The rise of gender studies in the 1960s and 70s completely transformed the ways in which anthropologists looked at the issue of drug abuse between men and women. Up to that point, scholars entertained fairly androcentric (male-centric) interpretations of the narcotics and opioid epidemic in the country. In modern media such as film and television, images of cocaine-snorting, high-profile men have gradually been giving way to that of the “crack mom” and a more gender-balanced reflection of the current opioid crisis. As anthropologists J. Bryan Page and Merrill Singer have argued in their monograph Comprehending Drug Use: Ethnographic Research at the Social Margins, the increase emphasis demographers, anthropologists, ethnographers, and other social scientists have devoted to studying the “little-known people” who populate the everyday environments of the cities has allowed a clearer understanding of the dependency issues of both women and men on illicit substances.
Cocaine is the overwhelming favorite among drug users, both men and women. One clear difference between men and women’s relative ability to procure cocaine, according to Page and Singer, is that men are more likely to independently seek out and procure the drug, whereas women prefer to acquire it through a male intermediary. The one arena in which this does not apply is the sex-trade industry However, because the sex-industry is predominately populated by female workers, it still reinforces gender disparities in how cocaine and other drugs are obtained. According to the ethnographer Jennifer James, sex work and drug use are etiologically related. Some conditions of the sex work industry specifically guide women down the path of substance abuse and dependency.
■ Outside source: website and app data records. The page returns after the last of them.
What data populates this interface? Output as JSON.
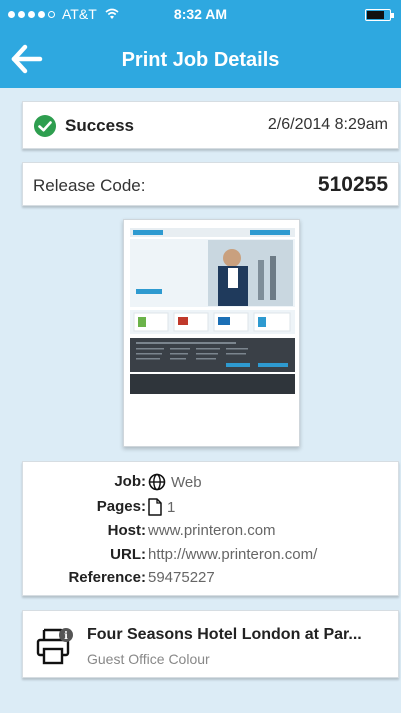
{
  "statusbar": {
    "carrier": "AT&T",
    "time": "8:32 AM"
  },
  "header": {
    "title": "Print Job Details"
  },
  "status": {
    "label": "Success",
    "datetime": "2/6/2014 8:29am",
    "color": "#2e9e4f"
  },
  "release": {
    "label": "Release Code:",
    "code": "510255"
  },
  "preview": {
    "heading": "PrinterOn Enterprise 3.2 released."
  },
  "details": {
    "job_key": "Job:",
    "job_val": "Web",
    "pages_key": "Pages:",
    "pages_val": "1",
    "host_key": "Host:",
    "host_val": "www.printeron.com",
    "url_key": "URL:",
    "url_val": "http://www.printeron.com/",
    "ref_key": "Reference:",
    "ref_val": "59475227"
  },
  "printer": {
    "name": "Four Seasons Hotel London at Par...",
    "type": "Guest Office Colour"
  },
  "colors": {
    "accent": "#2ea8e0",
    "background": "#dcecf6"
  }
}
Other researchers have focused on the effects of drug use on the deterioration of everyday life for both men and women. Marsha Rosenbaum in her book Women on Heroin has tackled the difficult questions arising from the difficulties of childrearing and leading a “normal” life while suffering from heroin addiction. Her research suggests that, while drug use within the family is always detrimental to the healthy development of a child, its negative effects can be exacerbated if it is the mother who is an addict. The reason is that drug-abusing mothers very rarely hold stable jobs, and are therefore much more likely to embrace their maternalistic roles of childcare than will drug-addicted fathers. Thus, these children tend to be exposed to drug paraphernalia for much longer, and starting from a much younger age. Early exposure drastically increases the likelihood that they will experiment with drugs themselves. The gendered roles of drug use can have unintended ramifications within the nuclear family.
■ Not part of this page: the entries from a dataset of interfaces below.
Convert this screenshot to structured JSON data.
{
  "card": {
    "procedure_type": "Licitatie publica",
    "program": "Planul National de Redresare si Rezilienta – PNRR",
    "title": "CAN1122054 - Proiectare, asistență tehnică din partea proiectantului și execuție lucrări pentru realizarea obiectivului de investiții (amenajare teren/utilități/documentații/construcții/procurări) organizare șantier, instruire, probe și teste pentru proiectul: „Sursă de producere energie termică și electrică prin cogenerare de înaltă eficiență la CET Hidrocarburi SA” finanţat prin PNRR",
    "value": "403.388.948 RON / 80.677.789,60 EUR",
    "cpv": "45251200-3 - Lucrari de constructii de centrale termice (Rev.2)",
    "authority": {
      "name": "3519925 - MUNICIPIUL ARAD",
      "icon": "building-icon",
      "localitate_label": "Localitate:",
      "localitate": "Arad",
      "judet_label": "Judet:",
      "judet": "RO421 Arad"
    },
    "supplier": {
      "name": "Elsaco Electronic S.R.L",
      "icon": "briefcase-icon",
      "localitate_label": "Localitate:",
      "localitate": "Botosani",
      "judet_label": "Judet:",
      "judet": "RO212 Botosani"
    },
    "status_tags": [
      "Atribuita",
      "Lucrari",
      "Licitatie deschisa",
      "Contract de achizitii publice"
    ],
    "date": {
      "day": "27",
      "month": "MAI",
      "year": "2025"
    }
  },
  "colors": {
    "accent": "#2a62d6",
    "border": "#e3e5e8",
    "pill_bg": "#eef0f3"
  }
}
Some social theorists have pointed to the ways in which drug-abusing women have been represented by society throughout the twentieth century. Incredibly, in the 1990s there existed what was known as the “heroin chic,” in which dead-eyed, pale-faced, emaciated women were portrayed in some magazines and illustrations as embodiments of independence. Advertisers portrayed these women as “being beyond needing, beyond caring, beyond desire,” and thus beyond the grasp of the West’s civilizing mission. In her book, Abusing Women: Gender, Drug Policy, and Social Justice, Nancy D. Campbell has discussed how the emergence of the heroin chic marked the end of respectability among women as a form of social control, in some sense liberating women from the stifling conventions of modern social morality.
Although the logic of the heroin chic may be a bit excessive, there is no doubt that by the 1990s it was not longer just scholars, but also the general public, that was beginning to reorient their understanding of who exactly did drugs. Since then a spate of scholarly publications and popular works have equalized the playing field and recognized that drug abuse is a phenomenon that touches the lives of both men and women. In this new representation, men have assumed the identity of soulless perpetrators and women that of helpless victims of circumstance (in many, but not all, cases). For example, it is exceedingly rare to see depictions of a female drug dealer in movies or television. It is much more common to see women turn to drug use as the result of a physically abusive marriage.
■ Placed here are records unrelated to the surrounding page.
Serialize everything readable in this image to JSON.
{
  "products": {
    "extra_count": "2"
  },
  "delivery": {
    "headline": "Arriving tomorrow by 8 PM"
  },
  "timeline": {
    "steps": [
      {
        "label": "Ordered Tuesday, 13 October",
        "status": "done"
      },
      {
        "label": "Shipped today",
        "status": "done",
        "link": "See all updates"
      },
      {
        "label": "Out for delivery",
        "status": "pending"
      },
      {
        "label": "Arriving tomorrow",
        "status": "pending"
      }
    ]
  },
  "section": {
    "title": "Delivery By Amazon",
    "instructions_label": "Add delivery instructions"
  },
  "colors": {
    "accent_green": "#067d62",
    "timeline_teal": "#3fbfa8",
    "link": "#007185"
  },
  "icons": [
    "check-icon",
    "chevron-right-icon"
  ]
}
The new representations of drug use that have emerged recently have had a checkered influence. They bring to light previously ignored aspects of narcotics abuse, while at the same time grossly exaggerating certain aspects of the drug industry.